Consumers may exercise their right to withdraw by notifying their intention without any reason. This may take place within 14 days of the agreement.
Consumers have the right to make early repayment. They may exercise this right at any time provided the creditor receives their compensation which is objectively justified.
Am EU directive from 1994 provides for a minimum level of deposit guarantee scheme throughout the EU. The deposit scheme must become operative as soon as funds are unavailable.
Credit institutions must join a deposit guarantee scheme. Each member state must ensure one or more deposit schemes are introduced and officially recognised. A credit institution may be exempted from belonging to a scheme where a certain alternative provision is made.
There are procedures for when credit institution does not comply with its obligation. Ultimately authorisation may be withdrawn for failure of compliance.
A scheme introduced and recognised by a state must cover deposits at branches in other states. If the head office is outside, the EU branches must have deposit cover equivalent to that under the directive. The minimum deposit insurance is €100,000. Information must be made available to depositors about the scheme. If there is no scheme, customers must be informed.
Duly notified claims must be paid within 3 months, reduced to 20 days after 2010. The time limit may be extended in certain circumstances.
In addition to the general distance selling regulations, there are specific regulations dealing with distant sales of financial services to a consumer. Consumers have a right to cancel the transaction within a certain time limit. The supplier must furnish a contract to the consumer in a writable or durable medium indicating all the contract terms.
The cooling-off period is 14 days during which the consumer may exit the transaction without any reason. Thirty-day periods apply to life insurance and personal pensions under certain circumstances. There are exceptions to the right of withdrawal which seek to prevent speculation.
There is a right to cancel payment or to obtain reimbursement in the event of fraudulent use of a credit card. There must be adequate complaint mechanisms and redress procedures, administrative or out of court.
Mortgage Credit Directive
The Mortgage Credit Directive’aims to ensure that all consumers who take out a mortgage to purchase a property are adequately informed and protected against the risks.
The directive applies to all loans made to consumers for the purpose of buying a home, including loans that are guaranteed by a mortgage or by another comparable security.
It provides for better information to consumers on available mortgage products including:
- an obligation on lenders to provide consumers with a standardised information sheet (European Standardised Information Sheet – ESIS) which allows them to shop around to identify the right product for them;
- inclusion in the ESIS of worst-case scenarios regarding variable interest and foreign currency loans so as to alert consumers of potential interest rate variations;
- a guaranteed period of reflection or a right of withdrawal for borrowers prior to being bound by the credit agreement;

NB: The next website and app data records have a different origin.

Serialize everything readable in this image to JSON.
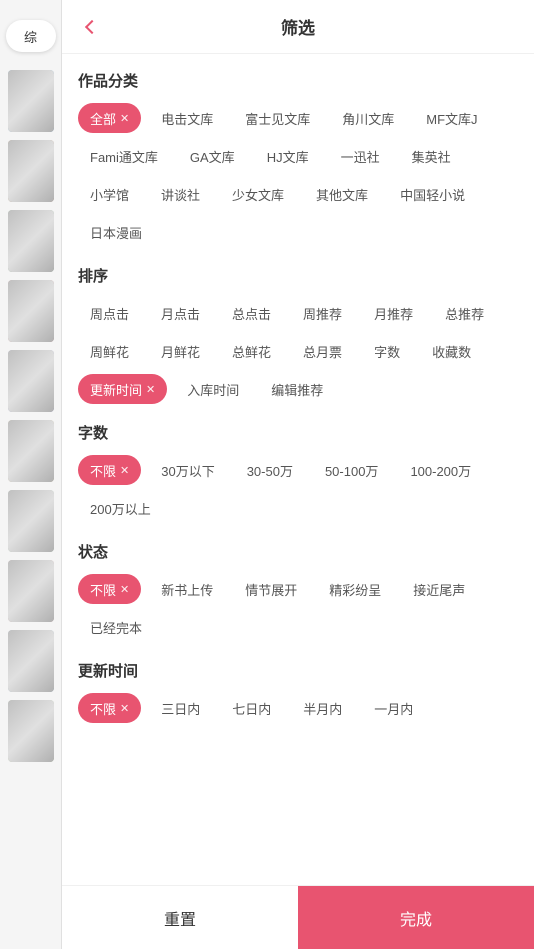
{
  "header": {
    "title": "筛选",
    "back_label": "back"
  },
  "sidebar": {
    "tabs": [
      {
        "label": "综",
        "active": true
      }
    ],
    "covers": [
      1,
      2,
      3,
      4,
      5,
      6,
      7,
      8,
      9,
      10
    ]
  },
  "sections": [
    {
      "id": "category",
      "title": "作品分类",
      "tags": [
        {
          "label": "全部",
          "active": true,
          "closeable": true
        },
        {
          "label": "电击文库",
          "active": false
        },
        {
          "label": "富士见文库",
          "active": false
        },
        {
          "label": "角川文库",
          "active": false
        },
        {
          "label": "MF文库J",
          "active": false
        },
        {
          "label": "Fami通文库",
          "active": false
        },
        {
          "label": "GA文库",
          "active": false
        },
        {
          "label": "HJ文库",
          "active": false
        },
        {
          "label": "一迅社",
          "active": false
        },
        {
          "label": "集英社",
          "active": false
        },
        {
          "label": "小学馆",
          "active": false
        },
        {
          "label": "讲谈社",
          "active": false
        },
        {
          "label": "少女文库",
          "active": false
        },
        {
          "label": "其他文库",
          "active": false
        },
        {
          "label": "中国轻小说",
          "active": false
        },
        {
          "label": "日本漫画",
          "active": false
        }
      ]
    },
    {
      "id": "sort",
      "title": "排序",
      "tags": [
        {
          "label": "周点击",
          "active": false
        },
        {
          "label": "月点击",
          "active": false
        },
        {
          "label": "总点击",
          "active": false
        },
        {
          "label": "周推荐",
          "active": false
        },
        {
          "label": "月推荐",
          "active": false
        },
        {
          "label": "总推荐",
          "active": false
        },
        {
          "label": "周鲜花",
          "active": false
        },
        {
          "label": "月鲜花",
          "active": false
        },
        {
          "label": "总鲜花",
          "active": false
        },
        {
          "label": "总月票",
          "active": false
        },
        {
          "label": "字数",
          "active": false
        },
        {
          "label": "收藏数",
          "active": false
        },
        {
          "label": "更新时间",
          "active": true,
          "closeable": true
        },
        {
          "label": "入库时间",
          "active": false
        },
        {
          "label": "编辑推荐",
          "active": false
        }
      ]
    },
    {
      "id": "wordcount",
      "title": "字数",
      "tags": [
        {
          "label": "不限",
          "active": true,
          "closeable": true
        },
        {
          "label": "30万以下",
          "active": false
        },
        {
          "label": "30-50万",
          "active": false
        },
        {
          "label": "50-100万",
          "active": false
        },
        {
          "label": "100-200万",
          "active": false
        },
        {
          "label": "200万以上",
          "active": false
        }
      ]
    },
    {
      "id": "status",
      "title": "状态",
      "tags": [
        {
          "label": "不限",
          "active": true,
          "closeable": true
        },
        {
          "label": "新书上传",
          "active": false
        },
        {
          "label": "情节展开",
          "active": false
        },
        {
          "label": "精彩纷呈",
          "active": false
        },
        {
          "label": "接近尾声",
          "active": false
        },
        {
          "label": "已经完本",
          "active": false
        }
      ]
    },
    {
      "id": "update-time",
      "title": "更新时间",
      "tags": [
        {
          "label": "不限",
          "active": true,
          "closeable": true
        },
        {
          "label": "三日内",
          "active": false
        },
        {
          "label": "七日内",
          "active": false
        },
        {
          "label": "半月内",
          "active": false
        },
        {
          "label": "一月内",
          "active": false
        }
      ]
    }
  ],
  "footer": {
    "reset_label": "重置",
    "confirm_label": "完成"
  }
}
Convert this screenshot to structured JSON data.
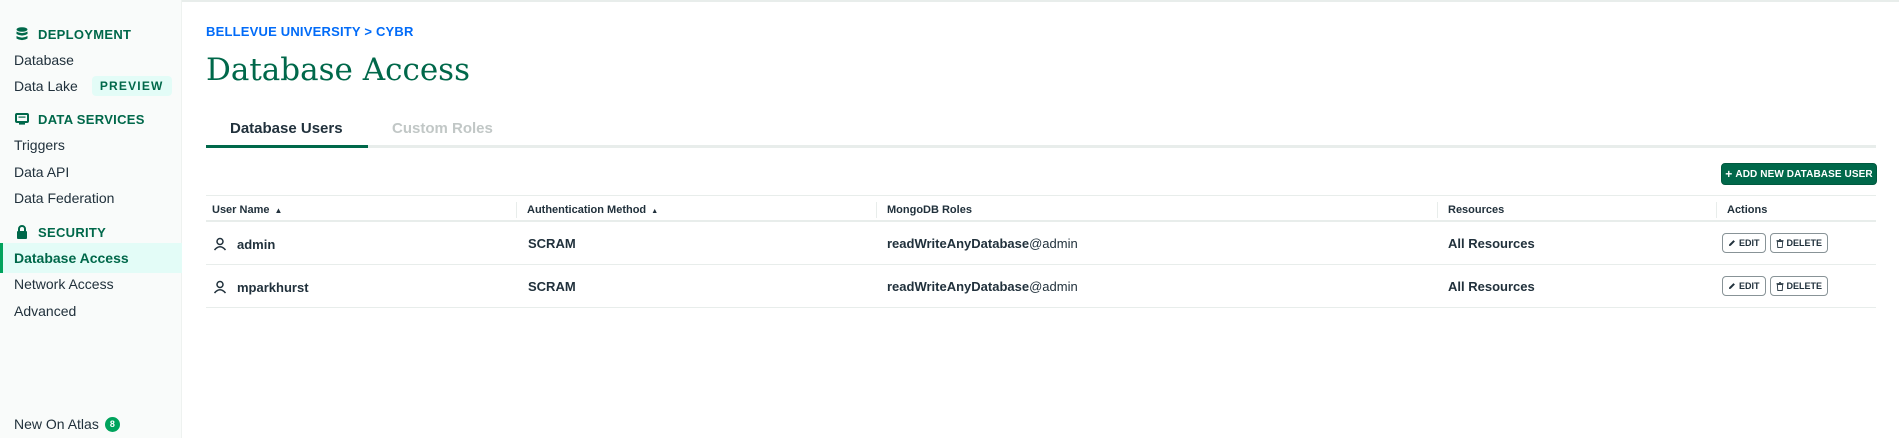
{
  "sidebar": {
    "sections": [
      {
        "label": "DEPLOYMENT",
        "icon": "database-icon"
      },
      {
        "label": "DATA SERVICES",
        "icon": "monitor-icon"
      },
      {
        "label": "SECURITY",
        "icon": "lock-icon"
      }
    ],
    "items": {
      "database": "Database",
      "data_lake": "Data Lake",
      "preview_badge": "PREVIEW",
      "triggers": "Triggers",
      "data_api": "Data API",
      "data_federation": "Data Federation",
      "database_access": "Database Access",
      "network_access": "Network Access",
      "advanced": "Advanced",
      "new_on_atlas": "New On Atlas",
      "new_on_atlas_count": "8"
    },
    "active_item": "Database Access"
  },
  "breadcrumb": "BELLEVUE UNIVERSITY > CYBR",
  "page_title": "Database Access",
  "tabs": [
    {
      "label": "Database Users",
      "active": true
    },
    {
      "label": "Custom Roles",
      "active": false
    }
  ],
  "add_button_label": "ADD NEW DATABASE USER",
  "table": {
    "headers": {
      "user_name": "User Name",
      "auth_method": "Authentication Method",
      "roles": "MongoDB Roles",
      "resources": "Resources",
      "actions": "Actions"
    },
    "rows": [
      {
        "user": "admin",
        "auth": "SCRAM",
        "role": "readWriteAnyDatabase",
        "role_db": "@admin",
        "resources": "All Resources"
      },
      {
        "user": "mparkhurst",
        "auth": "SCRAM",
        "role": "readWriteAnyDatabase",
        "role_db": "@admin",
        "resources": "All Resources"
      }
    ],
    "edit_label": "EDIT",
    "delete_label": "DELETE"
  },
  "colors": {
    "brand_green": "#00684a",
    "accent_green": "#00a35c",
    "active_bg": "#e3fcf7",
    "link_blue": "#016bf8"
  }
}
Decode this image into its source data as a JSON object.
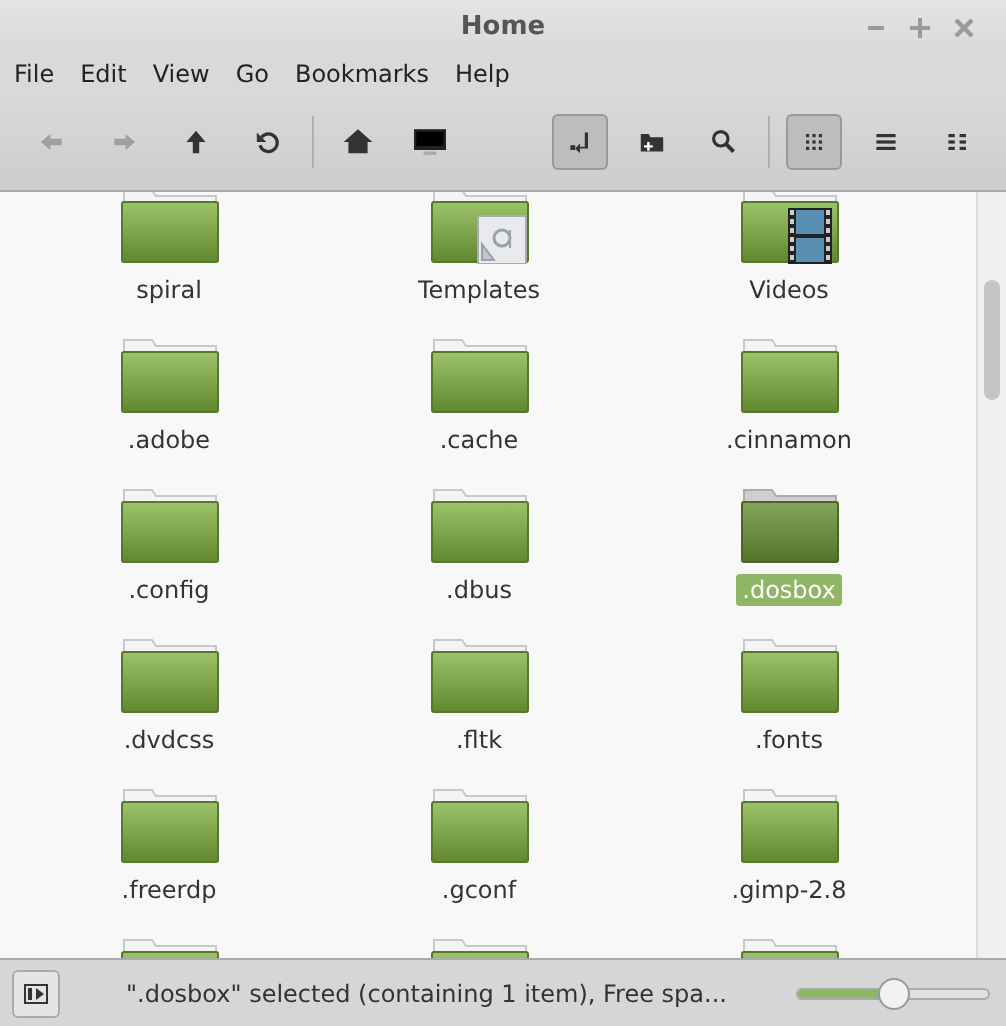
{
  "window": {
    "title": "Home"
  },
  "menu": [
    "File",
    "Edit",
    "View",
    "Go",
    "Bookmarks",
    "Help"
  ],
  "navigation": [
    {
      "kind": "back",
      "disabled": true
    },
    {
      "kind": "forward",
      "disabled": true
    },
    {
      "kind": "up",
      "disabled": false
    },
    {
      "kind": "reload",
      "disabled": false
    }
  ],
  "places": [
    {
      "kind": "home"
    },
    {
      "kind": "computer"
    }
  ],
  "tools": [
    {
      "kind": "location",
      "selected": true
    },
    {
      "kind": "newfolder",
      "selected": false
    },
    {
      "kind": "search",
      "selected": false
    }
  ],
  "view_modes": [
    {
      "kind": "icons",
      "selected": true
    },
    {
      "kind": "list",
      "selected": false
    },
    {
      "kind": "compact",
      "selected": false
    }
  ],
  "files": [
    {
      "label": "spiral",
      "kind": "folder",
      "selected": false
    },
    {
      "label": "Templates",
      "kind": "templates",
      "selected": false
    },
    {
      "label": "Videos",
      "kind": "videos",
      "selected": false
    },
    {
      "label": ".adobe",
      "kind": "folder",
      "selected": false
    },
    {
      "label": ".cache",
      "kind": "folder",
      "selected": false
    },
    {
      "label": ".cinnamon",
      "kind": "folder",
      "selected": false
    },
    {
      "label": ".config",
      "kind": "folder",
      "selected": false
    },
    {
      "label": ".dbus",
      "kind": "folder",
      "selected": false
    },
    {
      "label": ".dosbox",
      "kind": "folder",
      "selected": true
    },
    {
      "label": ".dvdcss",
      "kind": "folder",
      "selected": false
    },
    {
      "label": ".fltk",
      "kind": "folder",
      "selected": false
    },
    {
      "label": ".fonts",
      "kind": "folder",
      "selected": false
    },
    {
      "label": ".freerdp",
      "kind": "folder",
      "selected": false
    },
    {
      "label": ".gconf",
      "kind": "folder",
      "selected": false
    },
    {
      "label": ".gimp-2.8",
      "kind": "folder",
      "selected": false
    },
    {
      "kind": "folder",
      "selected": false
    },
    {
      "kind": "folder",
      "selected": false
    },
    {
      "kind": "folder",
      "selected": false
    }
  ],
  "status_bar": {
    "text": "\".dosbox\" selected (containing 1 item), Free spa...",
    "zoom": {
      "level": 0.5
    }
  }
}
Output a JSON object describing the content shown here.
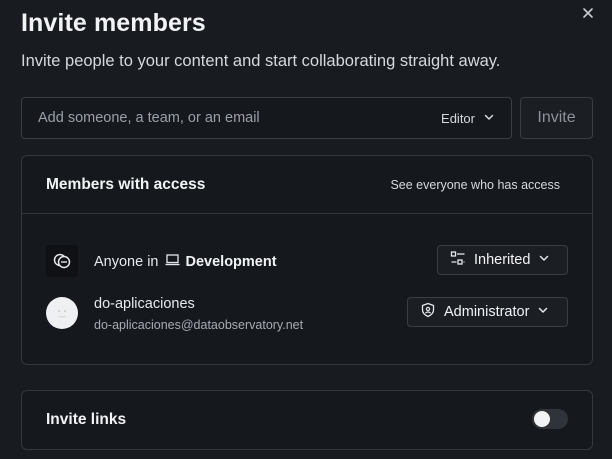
{
  "dialog": {
    "title": "Invite members",
    "subtitle": "Invite people to your content and start collaborating straight away."
  },
  "invite": {
    "placeholder": "Add someone, a team, or an email",
    "role": "Editor",
    "button": "Invite"
  },
  "members": {
    "title": "Members with access",
    "see_all": "See everyone who has access",
    "group": {
      "prefix": "Anyone in",
      "team": "Development",
      "permission": "Inherited"
    },
    "user": {
      "name": "do-aplicaciones",
      "email": "do-aplicaciones@dataobservatory.net",
      "permission": "Administrator"
    }
  },
  "links": {
    "title": "Invite links",
    "enabled": false
  }
}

- new EU-wide standards to assess the creditworthiness of mortgage applicants so as to ensure that borrowers can meet their repayment obligations.
The directive establishes business conduct principles. These ensure that lenders and credit intermediaries (i.e. persons or companies providing information and assistance to consumers looking for a mortgage loan) act honestly and transparently in the consumer’s interests.
Lenders and intermediaries must ensure that their staff have up-to-date knowledge on loan agreements and that customers are provided with all the necessary information before signing any agreement.
Consumers have a general right to repay their loans early, thus benefiting from a reduction in the total remaining cost of the mortgage. In such cases, EU countries may entitle lenders to fair compensation for any costs directly and exclusively linked to early repayment.
The directive establishes an EU passport regime for credit intermediaries. This means that in principle once authorised in one EU country, a credit intermediary is allowed to provide services throughout the EU.